__TASK OBJECTIVE__. Copy each line of the material below that includes the string "pipe".

+++ SUPPLIED ENTRIES

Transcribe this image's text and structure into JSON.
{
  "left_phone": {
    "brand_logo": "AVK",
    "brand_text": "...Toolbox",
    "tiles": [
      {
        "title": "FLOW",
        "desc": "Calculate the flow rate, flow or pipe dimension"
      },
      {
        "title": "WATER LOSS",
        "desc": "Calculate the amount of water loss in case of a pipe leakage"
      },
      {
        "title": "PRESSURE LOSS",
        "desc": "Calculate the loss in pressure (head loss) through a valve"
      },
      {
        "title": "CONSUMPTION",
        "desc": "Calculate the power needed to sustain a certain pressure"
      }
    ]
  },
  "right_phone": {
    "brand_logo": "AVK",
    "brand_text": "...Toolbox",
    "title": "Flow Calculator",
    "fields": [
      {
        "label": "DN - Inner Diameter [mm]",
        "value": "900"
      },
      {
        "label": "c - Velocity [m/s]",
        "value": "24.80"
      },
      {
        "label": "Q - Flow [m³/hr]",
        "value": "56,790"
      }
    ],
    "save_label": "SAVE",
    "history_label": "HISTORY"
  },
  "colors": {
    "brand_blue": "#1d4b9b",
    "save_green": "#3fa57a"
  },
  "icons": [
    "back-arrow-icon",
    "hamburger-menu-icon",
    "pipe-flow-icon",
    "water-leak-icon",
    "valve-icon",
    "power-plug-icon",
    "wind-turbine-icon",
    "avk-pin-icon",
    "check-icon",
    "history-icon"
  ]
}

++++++

__SOLUTION TO THIS EXERCISE__.
        "desc": "Calculate the flow rate, flow or pipe dimension"
        "desc": "Calculate the amount of water loss in case of a pipe leakage"
    "pipe-flow-icon",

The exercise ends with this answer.